Dataset rows describing interfaces:
--
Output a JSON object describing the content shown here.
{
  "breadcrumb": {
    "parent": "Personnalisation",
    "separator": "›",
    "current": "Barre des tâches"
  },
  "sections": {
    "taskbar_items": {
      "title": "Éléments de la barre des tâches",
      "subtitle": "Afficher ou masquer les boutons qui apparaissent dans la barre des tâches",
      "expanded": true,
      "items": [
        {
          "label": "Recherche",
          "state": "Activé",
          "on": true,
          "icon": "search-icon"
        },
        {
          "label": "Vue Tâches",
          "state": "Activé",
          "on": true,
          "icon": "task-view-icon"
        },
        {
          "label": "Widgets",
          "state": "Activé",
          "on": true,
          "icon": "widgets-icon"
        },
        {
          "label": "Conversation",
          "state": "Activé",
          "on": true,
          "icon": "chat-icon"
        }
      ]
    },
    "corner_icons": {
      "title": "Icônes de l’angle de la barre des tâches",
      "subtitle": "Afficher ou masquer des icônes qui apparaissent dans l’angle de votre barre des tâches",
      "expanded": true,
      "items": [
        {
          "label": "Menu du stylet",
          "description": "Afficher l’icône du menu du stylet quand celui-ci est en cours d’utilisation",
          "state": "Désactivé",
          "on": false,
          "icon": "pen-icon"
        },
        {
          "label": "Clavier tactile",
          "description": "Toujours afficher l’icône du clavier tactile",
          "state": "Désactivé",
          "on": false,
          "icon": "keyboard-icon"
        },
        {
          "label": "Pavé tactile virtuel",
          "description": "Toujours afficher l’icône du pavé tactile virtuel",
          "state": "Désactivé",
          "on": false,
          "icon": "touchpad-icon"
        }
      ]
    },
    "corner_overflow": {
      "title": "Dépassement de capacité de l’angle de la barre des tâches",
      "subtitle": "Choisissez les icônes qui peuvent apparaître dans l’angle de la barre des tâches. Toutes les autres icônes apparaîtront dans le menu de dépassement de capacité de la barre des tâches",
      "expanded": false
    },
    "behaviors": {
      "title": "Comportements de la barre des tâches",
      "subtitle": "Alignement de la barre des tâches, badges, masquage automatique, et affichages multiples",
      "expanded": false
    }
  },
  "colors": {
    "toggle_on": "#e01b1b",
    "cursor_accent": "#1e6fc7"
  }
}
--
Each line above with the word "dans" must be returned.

#### Solution to the problem
      "subtitle": "Afficher ou masquer les boutons qui apparaissent dans la barre des tâches",
      "subtitle": "Afficher ou masquer des icônes qui apparaissent dans l’angle de votre barre des tâches",
      "subtitle": "Choisissez les icônes qui peuvent apparaître dans l’angle de la barre des tâches. Toutes les autres icônes apparaîtront dans le menu de dépassement de capacité de la barre des tâches",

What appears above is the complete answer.